• **Records from a collection**
..............................

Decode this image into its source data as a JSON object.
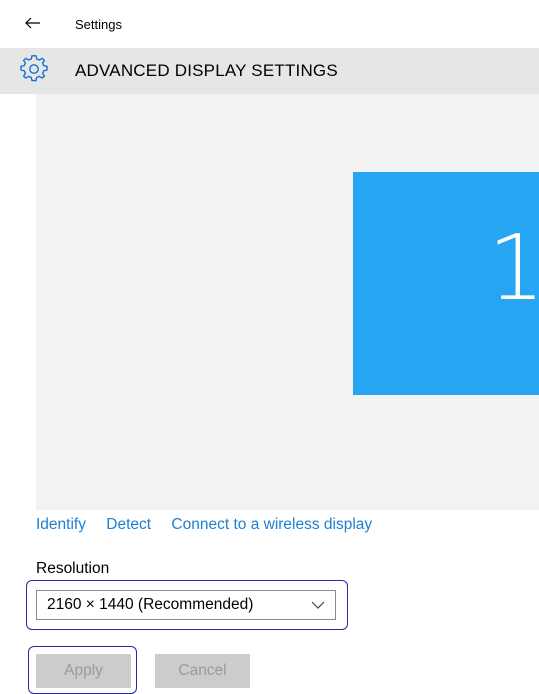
{
  "titlebar": {
    "back_icon": "arrow-left-icon",
    "title": "Settings"
  },
  "header": {
    "icon": "gear-icon",
    "title": "ADVANCED DISPLAY SETTINGS"
  },
  "display": {
    "monitor_number": "1",
    "monitor_color": "#26a5f2"
  },
  "links": {
    "identify": "Identify",
    "detect": "Detect",
    "wireless": "Connect to a wireless display",
    "color": "#1f7fd1"
  },
  "resolution": {
    "label": "Resolution",
    "selected": "2160 × 1440 (Recommended)"
  },
  "buttons": {
    "apply": "Apply",
    "cancel": "Cancel"
  }
}
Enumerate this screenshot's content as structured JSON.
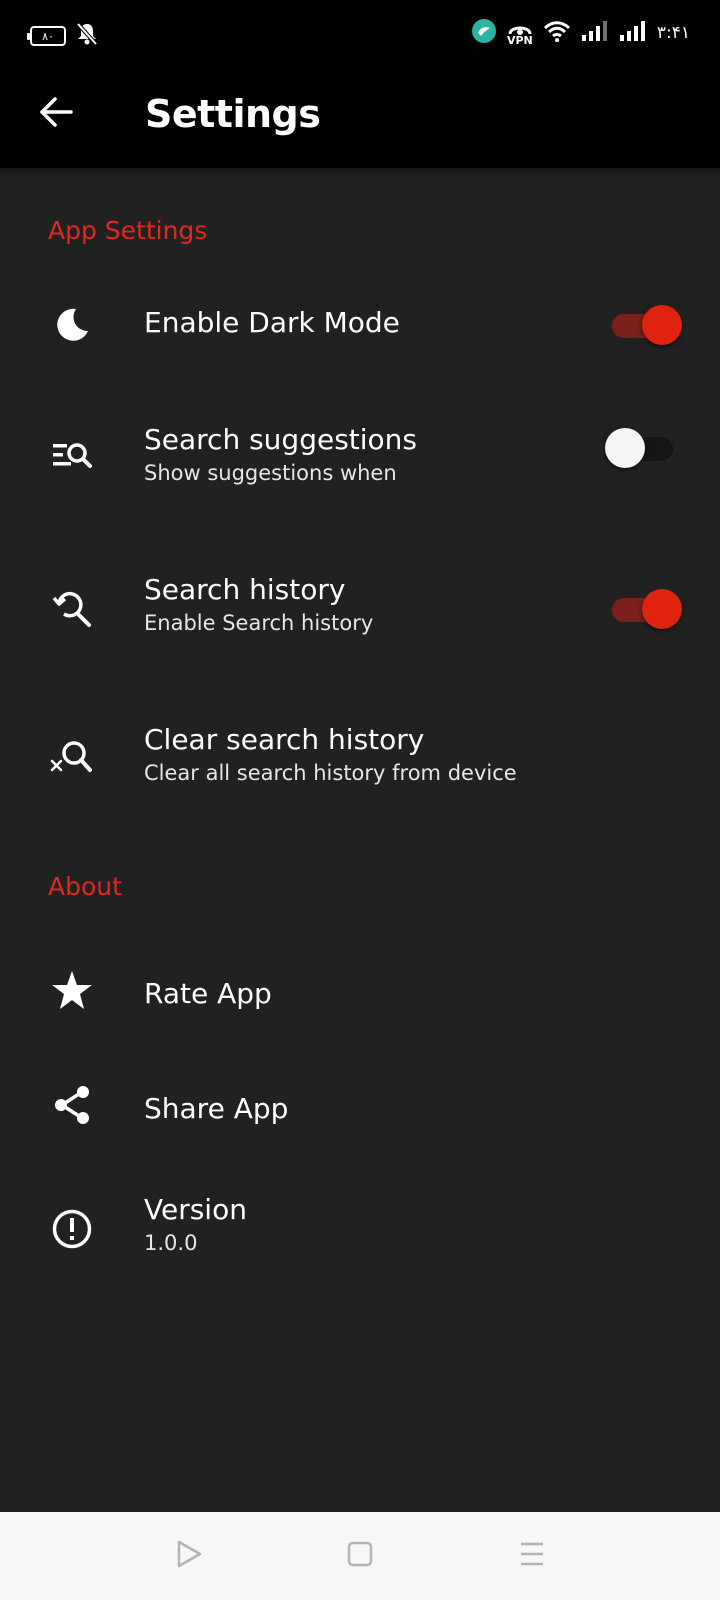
{
  "status_bar": {
    "battery_level": "۸۰",
    "vpn_label": "VPN",
    "time": "۳:۴۱"
  },
  "app_bar": {
    "title": "Settings",
    "back_icon": "arrow-back-icon"
  },
  "sections": {
    "app_settings": {
      "header": "App Settings",
      "items": {
        "dark_mode": {
          "icon": "moon-icon",
          "title": "Enable Dark Mode",
          "enabled": true
        },
        "search_suggestions": {
          "icon": "search-list-icon",
          "title": "Search suggestions",
          "subtitle": "Show suggestions when",
          "enabled": false
        },
        "search_history": {
          "icon": "search-history-icon",
          "title": "Search history",
          "subtitle": "Enable Search history",
          "enabled": true
        },
        "clear_history": {
          "icon": "search-clear-icon",
          "title": "Clear search history",
          "subtitle": "Clear all search history from device"
        }
      }
    },
    "about": {
      "header": "About",
      "items": {
        "rate": {
          "icon": "star-icon",
          "title": "Rate App"
        },
        "share": {
          "icon": "share-icon",
          "title": "Share App"
        },
        "version": {
          "icon": "info-icon",
          "title": "Version",
          "subtitle": "1.0.0"
        }
      }
    }
  },
  "colors": {
    "accent": "#e0281d",
    "background": "#212121",
    "app_bar": "#000000",
    "switch_on_thumb": "#e0230f",
    "switch_on_track": "#7a1f19"
  },
  "nav_bar": {
    "buttons": [
      "back-triangle-icon",
      "home-square-icon",
      "recents-menu-icon"
    ]
  }
}
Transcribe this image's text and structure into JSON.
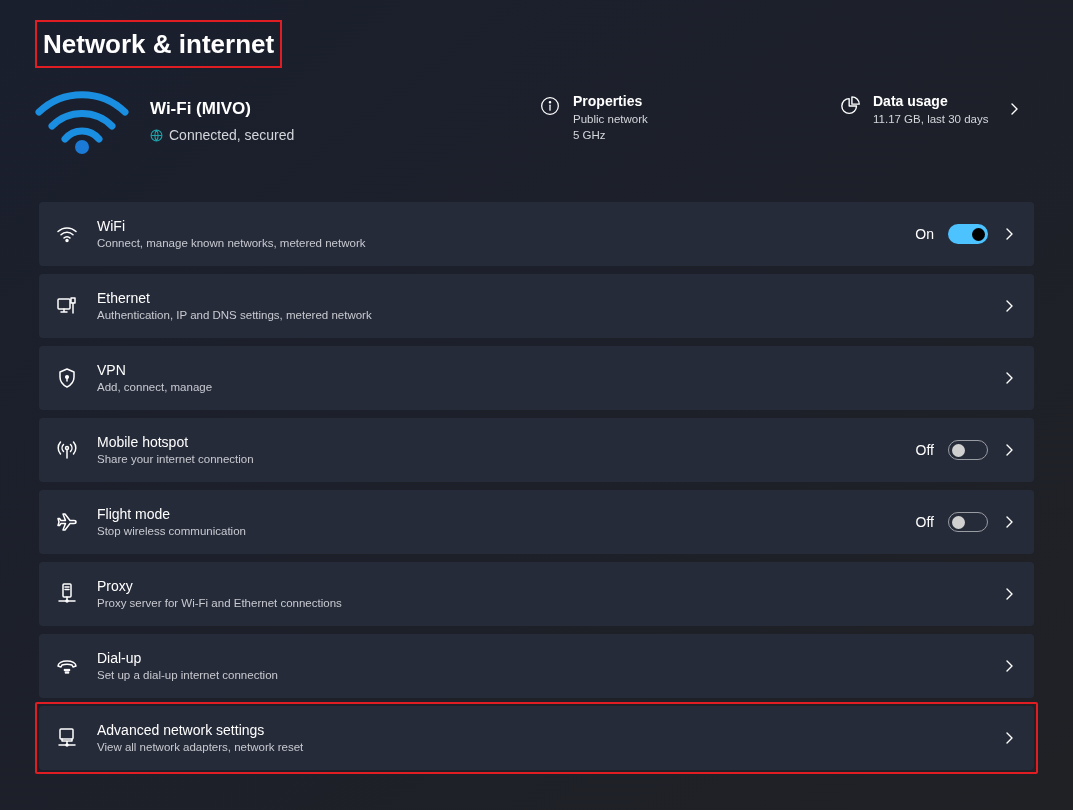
{
  "title": {
    "text": "Network & internet",
    "highlighted": true
  },
  "connection": {
    "name": "Wi-Fi (MIVO)",
    "status": "Connected, secured"
  },
  "properties": {
    "title": "Properties",
    "lines": [
      "Public network",
      "5 GHz"
    ]
  },
  "data_usage": {
    "title": "Data usage",
    "detail": "11.17 GB, last 30 days"
  },
  "rows": [
    {
      "kind": "toggle",
      "title": "WiFi",
      "subtitle": "Connect, manage known networks, metered network",
      "state_label": "On",
      "on": true,
      "highlighted": false
    },
    {
      "kind": "link",
      "title": "Ethernet",
      "subtitle": "Authentication, IP and DNS settings, metered network",
      "highlighted": false
    },
    {
      "kind": "link",
      "title": "VPN",
      "subtitle": "Add, connect, manage",
      "highlighted": false
    },
    {
      "kind": "toggle",
      "title": "Mobile hotspot",
      "subtitle": "Share your internet connection",
      "state_label": "Off",
      "on": false,
      "highlighted": false
    },
    {
      "kind": "toggle",
      "title": "Flight mode",
      "subtitle": "Stop wireless communication",
      "state_label": "Off",
      "on": false,
      "highlighted": false
    },
    {
      "kind": "link",
      "title": "Proxy",
      "subtitle": "Proxy server for Wi-Fi and Ethernet connections",
      "highlighted": false
    },
    {
      "kind": "link",
      "title": "Dial-up",
      "subtitle": "Set up a dial-up internet connection",
      "highlighted": false
    },
    {
      "kind": "link",
      "title": "Advanced network settings",
      "subtitle": "View all network adapters, network reset",
      "highlighted": true
    }
  ]
}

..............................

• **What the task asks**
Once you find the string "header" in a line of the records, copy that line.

• **Answer to this task**
  "header": {
      "header": "App Settings",
      "header": "About",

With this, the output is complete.